Apple’s new Versions feature in their up-coming Mac OS X Lion. (For general readers, not hard-core geeks!)
Some time ago I wrote about backups under Mac OS X. One of the limitations I mentioned was that Time Machine drops intermediate versions:
4.2.1 The backup loses finer increments over time
Apple’s newest version of it’s operating system, Mac OS X ‘Lion’ has a new feature called Versions that for users with more modest needs may help address this.
Apple has a blurb on Versions right near the bottom of their page summarising what they claim are over 250 new features in OS X Lion.
Basically put, one solution to the loss of intermediate files in Time Machine backups is to create copies of a project (with different filenames) that represent old versions of the project you want to hang on to.
One way to implement this solution is to use existing version control software. For those will more modest needs it looks as if Apple’s Versions may do the trick.
Early reports about Versions were of ‘automated backups’ stored as versions, e.g. hourly snapshots of the document. For many people’s use this isn’t that effective in practice, as a with longer-term projects there will be distinct points in time where you consider a project has reached a defined stage, before starting out on the next stage, or trying out a variant. At those points you want to declare a new version, to be saved right then before going on.

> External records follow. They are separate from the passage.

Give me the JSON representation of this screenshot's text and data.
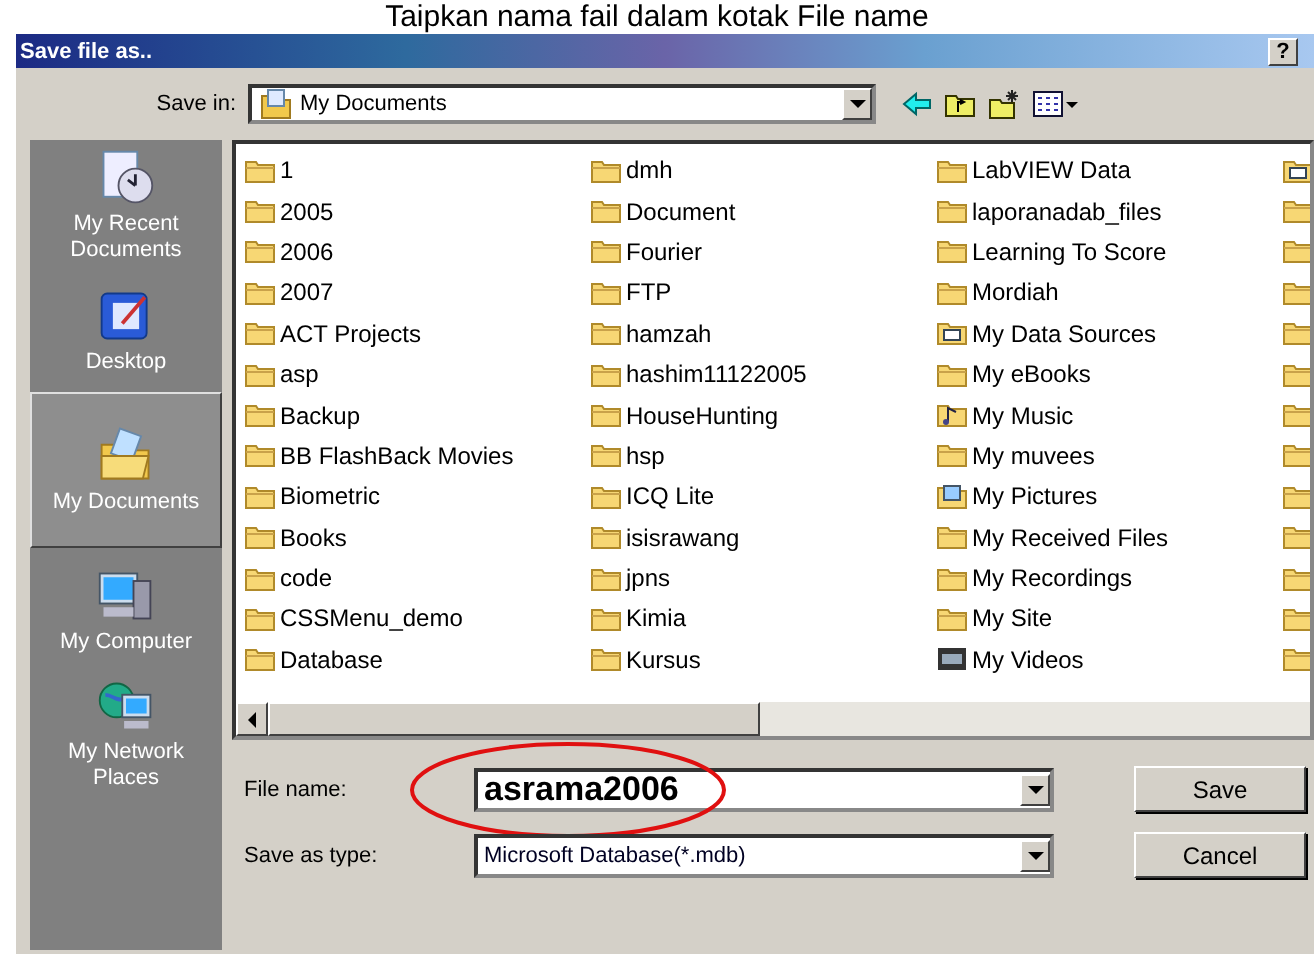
{
  "caption": "Taipkan nama fail dalam kotak File name",
  "window": {
    "title": "Save file as..",
    "help": "?"
  },
  "save_in": {
    "label": "Save in:",
    "value": "My Documents"
  },
  "places": [
    {
      "label": "My Recent Documents",
      "kind": "recent",
      "selected": false
    },
    {
      "label": "Desktop",
      "kind": "desktop",
      "selected": false
    },
    {
      "label": "My Documents",
      "kind": "documents",
      "selected": true
    },
    {
      "label": "My Computer",
      "kind": "computer",
      "selected": false
    },
    {
      "label": "My Network Places",
      "kind": "network",
      "selected": false
    }
  ],
  "files": [
    [
      {
        "name": "1",
        "kind": "folder"
      },
      {
        "name": "2005",
        "kind": "folder"
      },
      {
        "name": "2006",
        "kind": "folder"
      },
      {
        "name": "2007",
        "kind": "folder"
      },
      {
        "name": "ACT Projects",
        "kind": "folder"
      },
      {
        "name": "asp",
        "kind": "folder"
      },
      {
        "name": "Backup",
        "kind": "folder"
      },
      {
        "name": "BB FlashBack Movies",
        "kind": "folder"
      },
      {
        "name": "Biometric",
        "kind": "folder"
      },
      {
        "name": "Books",
        "kind": "folder"
      },
      {
        "name": "code",
        "kind": "folder"
      },
      {
        "name": "CSSMenu_demo",
        "kind": "folder"
      },
      {
        "name": "Database",
        "kind": "folder"
      }
    ],
    [
      {
        "name": "dmh",
        "kind": "folder"
      },
      {
        "name": "Document",
        "kind": "folder"
      },
      {
        "name": "Fourier",
        "kind": "folder"
      },
      {
        "name": "FTP",
        "kind": "folder"
      },
      {
        "name": "hamzah",
        "kind": "folder"
      },
      {
        "name": "hashim11122005",
        "kind": "folder"
      },
      {
        "name": "HouseHunting",
        "kind": "folder"
      },
      {
        "name": "hsp",
        "kind": "folder"
      },
      {
        "name": "ICQ Lite",
        "kind": "folder"
      },
      {
        "name": "isisrawang",
        "kind": "folder"
      },
      {
        "name": "jpns",
        "kind": "folder"
      },
      {
        "name": "Kimia",
        "kind": "folder"
      },
      {
        "name": "Kursus",
        "kind": "folder"
      }
    ],
    [
      {
        "name": "LabVIEW Data",
        "kind": "folder"
      },
      {
        "name": "laporanadab_files",
        "kind": "folder"
      },
      {
        "name": "Learning To Score",
        "kind": "folder"
      },
      {
        "name": "Mordiah",
        "kind": "folder"
      },
      {
        "name": "My Data Sources",
        "kind": "datasource"
      },
      {
        "name": "My eBooks",
        "kind": "folder"
      },
      {
        "name": "My Music",
        "kind": "music"
      },
      {
        "name": "My muvees",
        "kind": "folder"
      },
      {
        "name": "My Pictures",
        "kind": "pictures"
      },
      {
        "name": "My Received Files",
        "kind": "folder"
      },
      {
        "name": "My Recordings",
        "kind": "folder"
      },
      {
        "name": "My Site",
        "kind": "folder"
      },
      {
        "name": "My Videos",
        "kind": "videos"
      }
    ],
    [
      {
        "kind": "datasource"
      },
      {
        "kind": "folder"
      },
      {
        "kind": "folder"
      },
      {
        "kind": "folder"
      },
      {
        "kind": "folder"
      },
      {
        "kind": "folder"
      },
      {
        "kind": "folder"
      },
      {
        "kind": "folder"
      },
      {
        "kind": "folder"
      },
      {
        "kind": "folder"
      },
      {
        "kind": "folder"
      },
      {
        "kind": "folder"
      },
      {
        "kind": "folder"
      }
    ]
  ],
  "file_name": {
    "label": "File name:",
    "value": "asrama2006"
  },
  "save_as_type": {
    "label": "Save as type:",
    "value": "Microsoft Database(*.mdb)"
  },
  "buttons": [
    {
      "label": "Save"
    },
    {
      "label": "Cancel"
    }
  ]
}
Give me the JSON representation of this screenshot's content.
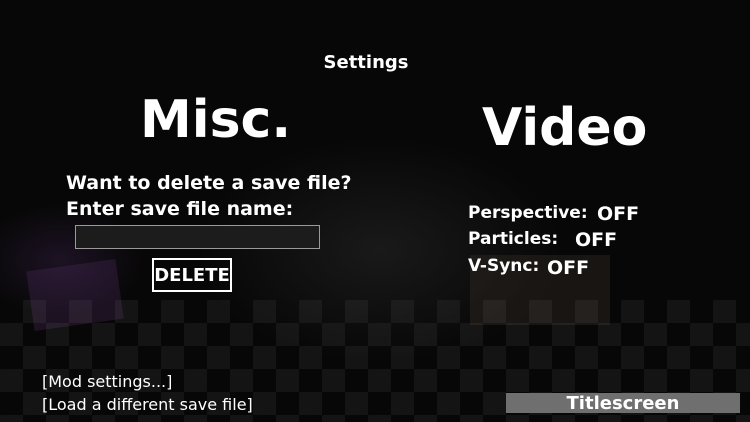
{
  "header": {
    "title": "Settings"
  },
  "misc": {
    "heading": "Misc.",
    "delete_question": "Want to delete a save file?",
    "enter_prompt": "Enter save file name:",
    "save_name_value": "",
    "delete_button": "DELETE"
  },
  "video": {
    "heading": "Video",
    "options": [
      {
        "label": "Perspective:",
        "value": "OFF"
      },
      {
        "label": "Particles:",
        "value": "OFF"
      },
      {
        "label": "V-Sync:",
        "value": "OFF"
      }
    ]
  },
  "footer": {
    "mod_settings": "[Mod settings...]",
    "load_save": "[Load a different save file]",
    "titlescreen": "Titlescreen"
  }
}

(With regard to trying out variants: one thing versioning is good for is to take a snapshot of a point in time, letting you try something that might not pan out, but being able to safely return to the last ‘stable’ point.)
With that in mind it was good to see Apple’s summary page include:
You can manually create a version of a document at any time by choosing ’Save a Version’ from the File menu.
Ideally I’d like to see the manual versions have associated with them a line of text or some ‘tag’ to the version, so that it might be more readily identified later. There’s no mention of this, so you’d guess that’s not happening. (Of course, for many documents there will be a way you can include this within the document itself.)
Apple’s summary page talks about versions of a document, but what about a project? What about when more than one document hang together as a unit? I’m guessing that Apple, as they typically do, have left more complex cases to specialist software and you might still need versioning software such as subversion, git or other versioning solution to attend to this.
Versioning can apply to any documents you change, including data files, art work and so on. Having a means to do this built-in with every application, to apply to any document, is a useful, pragmatic, feature.
A Finder-based solution, perhaps based around folder or smart folders, might have been a useful nod towards managing projects.
Of course, Time Machine backups are still is dominantly an on-site backup, a major limitation. You really want your backup stored at another location so that in event of thief, fire, earthquake or whatnot, so that you have a copy at an unaffected location.
For those that want further reading, my earlier post outlines more issues.
I’ll poke into some of the other announced features (and losses) of Mac OS X Lion–if I find time!–in another post.
 I’m not getting into which is better. Geeks (in)famously takes sides on these things and trust me there are some hot-headed debates arguments over which is better! For what little it’s worth (not very much at all) I currently favour subversion, but bear in mind that people’s wants and needs differ.
Other articles on Code for life:
Mac OS X dreams (Mac OS X Lion appears to be bringing at least two things on my wish list)